What would you like to do?
From the 1987 movie “Made In Heaven”

Love Versus Fear

Light_vs__Dark_by_environautLOVE IS UNCONDITIONAL (fear is conditional)

LOVE IS STRONG (fear is weak)

LOVE RELEASES (fear obligates)

LOVE SURRENDERS (fear binds)

LOVE IS HONEST (fear is deceitful)

LOVE TRUSTS (fear suspects)

LOVE ALLOWS (fear dictates)

LOVE GIVES (fear resists)

LOVE FORGIVES (fear blames)


LOVE CHOOSES (fear avoids)

LOVE IS KIND (fear is angry)

LOVE IGNITES (fear incites)

LOVE EMBRACES (fear repudiates)

LOVE CREATES (fear negates)

LOVE HEALS (fear hurts)

LOVE IS MAGIC (fear is superstitious)

LOVE ENERGIZES (fear saps)

LOVE IS AN ELIXIR (fear is a poison)

LOVE INSPIRES (fear worries)

LOVE DESIRES (fear Joneses)

LOVE IS PATIENT (fear is nervous)

LOVE IS BRAVE (fear is afraid)

LOVE IS RELAXED (fear is pressured)

LOVE IS BLIND (fear is judgmental)

LOVE RESPECTS (fear disregards)

LOVE ACCEPTS (fear rejects)

LOVE DREAMS (fear schemes)

LOVE WANTS TO PLAY (fear needs to control)
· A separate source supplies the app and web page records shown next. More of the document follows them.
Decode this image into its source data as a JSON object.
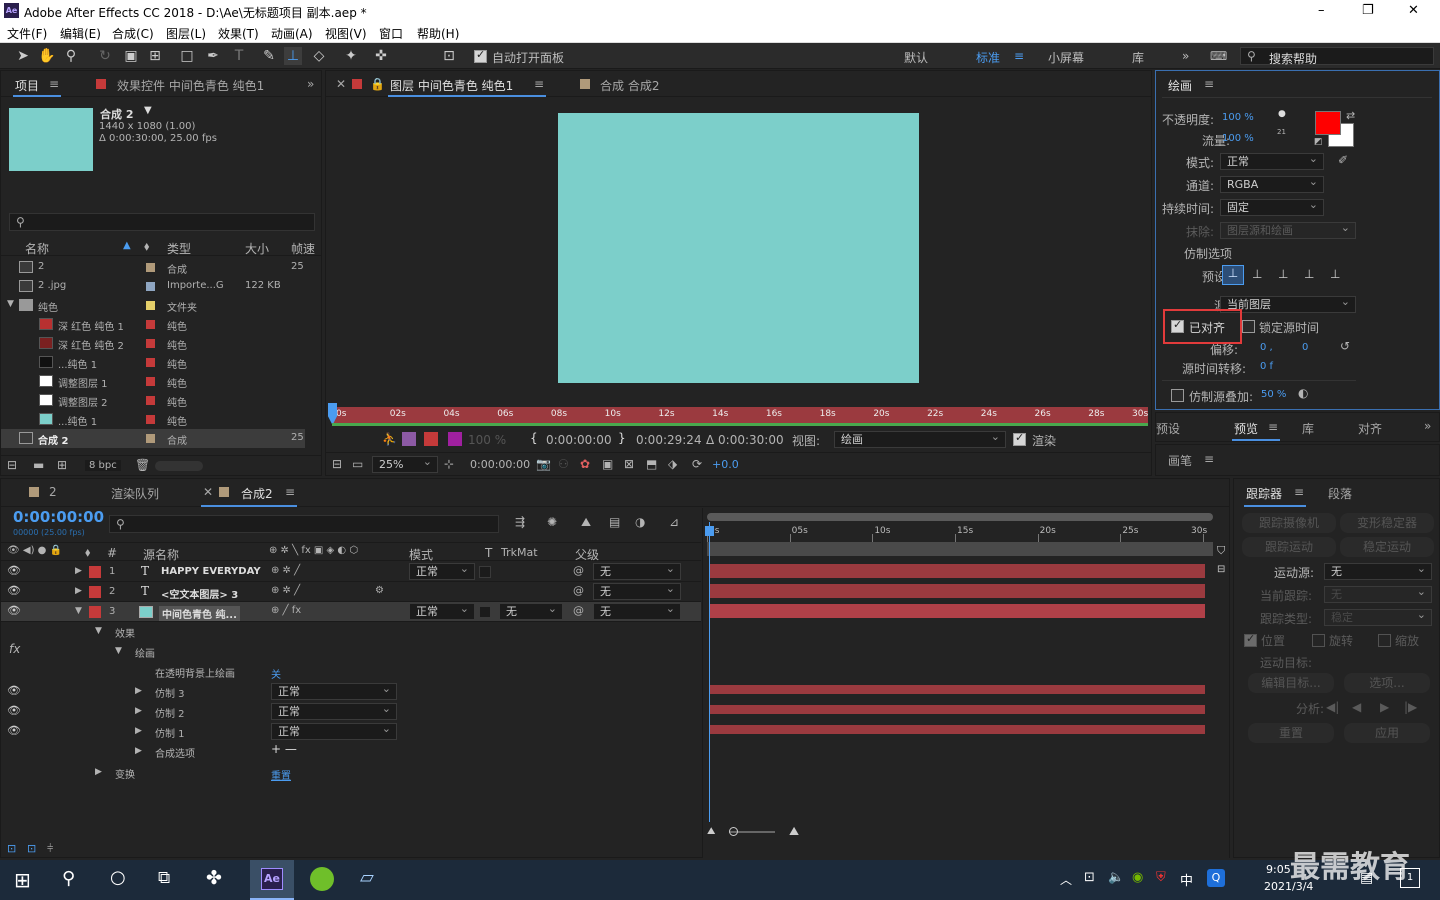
{
  "window": {
    "app_title": "Adobe After Effects CC 2018 - D:\\Ae\\无标题项目 副本.aep *",
    "logo": "Ae",
    "min": "–",
    "max": "❐",
    "close": "✕"
  },
  "menu": [
    "文件(F)",
    "编辑(E)",
    "合成(C)",
    "图层(L)",
    "效果(T)",
    "动画(A)",
    "视图(V)",
    "窗口",
    "帮助(H)"
  ],
  "toolbar": {
    "auto_open": "自动打开面板",
    "workspaces": [
      "默认",
      "标准",
      "小屏幕",
      "库"
    ],
    "search_placeholder": "搜索帮助"
  },
  "project": {
    "tabs": [
      "项目",
      "效果控件 中间色青色 纯色1"
    ],
    "comp_name": "合成 2",
    "comp_info1": "1440 x 1080 (1.00)",
    "comp_info2": "Δ 0:00:30:00, 25.00 fps",
    "columns": [
      "名称",
      "类型",
      "大小",
      "帧速"
    ],
    "items": [
      {
        "name": "2",
        "type": "合成",
        "size": "",
        "fps": "25",
        "color": "#b09a7a"
      },
      {
        "name": "2 .jpg",
        "type": "Importe...G",
        "size": "122 KB",
        "fps": "",
        "color": "#8fa6c2"
      },
      {
        "name": "纯色",
        "type": "文件夹",
        "size": "",
        "fps": "",
        "color": "#e5cf6a"
      },
      {
        "name": "深 红色 纯色 1",
        "type": "纯色",
        "size": "",
        "fps": "",
        "color": "#c53a3a"
      },
      {
        "name": "深 红色 纯色 2",
        "type": "纯色",
        "size": "",
        "fps": "",
        "color": "#c53a3a"
      },
      {
        "name": "...纯色 1",
        "type": "纯色",
        "size": "",
        "fps": "",
        "color": "#c53a3a"
      },
      {
        "name": "调整图层 1",
        "type": "纯色",
        "size": "",
        "fps": "",
        "color": "#c53a3a"
      },
      {
        "name": "调整图层 2",
        "type": "纯色",
        "size": "",
        "fps": "",
        "color": "#c53a3a"
      },
      {
        "name": "...纯色 1",
        "type": "纯色",
        "size": "",
        "fps": "",
        "color": "#c53a3a"
      },
      {
        "name": "合成 2",
        "type": "合成",
        "size": "",
        "fps": "25",
        "color": "#b09a7a"
      }
    ],
    "bpc": "8 bpc"
  },
  "viewer": {
    "tabs": [
      "图层 中间色青色 纯色1",
      "合成 合成2"
    ],
    "ruler": [
      "0s",
      "02s",
      "04s",
      "06s",
      "08s",
      "10s",
      "12s",
      "14s",
      "16s",
      "18s",
      "20s",
      "22s",
      "24s",
      "26s",
      "28s",
      "30s"
    ],
    "opacity": "100 %",
    "tc_in": "0:00:00:00",
    "tc_out": "0:00:29:24",
    "tc_dur": "Δ 0:00:30:00",
    "view_label": "视图:",
    "view_value": "绘画",
    "render_label": "渲染",
    "zoom": "25%",
    "tc_now": "0:00:00:00",
    "exposure": "+0.0",
    "solid_color": "#7ccfca"
  },
  "paint": {
    "title": "绘画",
    "opacity_label": "不透明度:",
    "opacity": "100 %",
    "flow_label": "流量:",
    "flow": "100 %",
    "brush_size": "21",
    "mode_label": "模式:",
    "mode": "正常",
    "channel_label": "通道:",
    "channel": "RGBA",
    "duration_label": "持续时间:",
    "duration": "固定",
    "erase_label": "抹除:",
    "erase": "图层源和绘画",
    "clone_title": "仿制选项",
    "preset_label": "预设:",
    "source_label": "源:",
    "source": "当前图层",
    "aligned": "已对齐",
    "lock_time": "锁定源时间",
    "offset_label": "偏移:",
    "offset_x": "0 ,",
    "offset_y": "0",
    "time_shift_label": "源时间转移:",
    "time_shift": "0 f",
    "overlay_label": "仿制源叠加:",
    "overlay": "50 %",
    "fg_color": "#ff0000",
    "bg_color": "#ffffff"
  },
  "right_tabs": [
    "预设",
    "预览",
    "库",
    "对齐"
  ],
  "brush_tab": "画笔",
  "timeline": {
    "tabs": [
      "2",
      "渲染队列",
      "合成2"
    ],
    "timecode": "0:00:00:00",
    "fps_info": "00000 (25.00 fps)",
    "col_source": "源名称",
    "col_mode": "模式",
    "col_t": "T",
    "col_trk": "TrkMat",
    "col_parent": "父级",
    "ruler": [
      "0s",
      "05s",
      "10s",
      "15s",
      "20s",
      "25s",
      "30s"
    ],
    "layers": [
      {
        "num": "1",
        "type": "T",
        "name": "HAPPY EVERYDAY",
        "mode": "正常",
        "trk": "",
        "parent": "无",
        "color": "#c53a3a"
      },
      {
        "num": "2",
        "type": "T",
        "name": "<空文本图层> 3",
        "mode": "",
        "trk": "",
        "parent": "无",
        "color": "#c53a3a"
      },
      {
        "num": "3",
        "type": "",
        "name": "中间色青色 纯...",
        "mode": "正常",
        "trk": "无",
        "parent": "无",
        "color": "#c53a3a"
      }
    ],
    "props": {
      "effects": "效果",
      "paint": "绘画",
      "paint_transparent": "在透明背景上绘画",
      "paint_transparent_val": "关",
      "clones": [
        {
          "name": "仿制 3",
          "mode": "正常"
        },
        {
          "name": "仿制 2",
          "mode": "正常"
        },
        {
          "name": "仿制 1",
          "mode": "正常"
        }
      ],
      "composite": "合成选项",
      "composite_val": "+ —",
      "transform": "变换",
      "reset": "重置"
    }
  },
  "tracker": {
    "tabs": [
      "跟踪器",
      "段落"
    ],
    "track_camera": "跟踪摄像机",
    "warp": "变形稳定器",
    "track_motion": "跟踪运动",
    "stabilize": "稳定运动",
    "motion_source_label": "运动源:",
    "motion_source": "无",
    "current_track_label": "当前跟踪:",
    "current_track": "无",
    "track_type_label": "跟踪类型:",
    "track_type": "稳定",
    "position": "位置",
    "rotation": "旋转",
    "scale": "缩放",
    "motion_target": "运动目标:",
    "edit_target": "编辑目标...",
    "options": "选项...",
    "analyze": "分析:",
    "reset": "重置",
    "apply": "应用"
  },
  "taskbar": {
    "time": "9:05",
    "date": "2021/3/4",
    "ime": "中",
    "watermark": "最需教育",
    "badge": "1"
  }
}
LOVE ENJOYS (fear suffers)

LOVE FREES (fear imprisons)

LOVE BELIEVES (fear deceives)

LOVE “WANTS” (fear “needs”)

LOVE versus fear: what do you feel?

“Love Versus Fear” by storyteller and filmmaker Sarah Nean Bruce

On occasion it is the simple that makes the deepest impression. Reading the statement “LOVE versus fear: what do you feel?” painted itself into my memory. The question and the statements before it will be handy to recall when I need help centering and sorting my feelings. My gratitude goes to Ms. Bruce for her uncomplicated list of what love is and what is only fear pretending to be something it’s not.

Our deepest fear is not that we are inadequate.
Our deepest fear is that we are powerful beyond measure.
It is our Light, not our Darkness, that most frightens us.
Marianne Williamson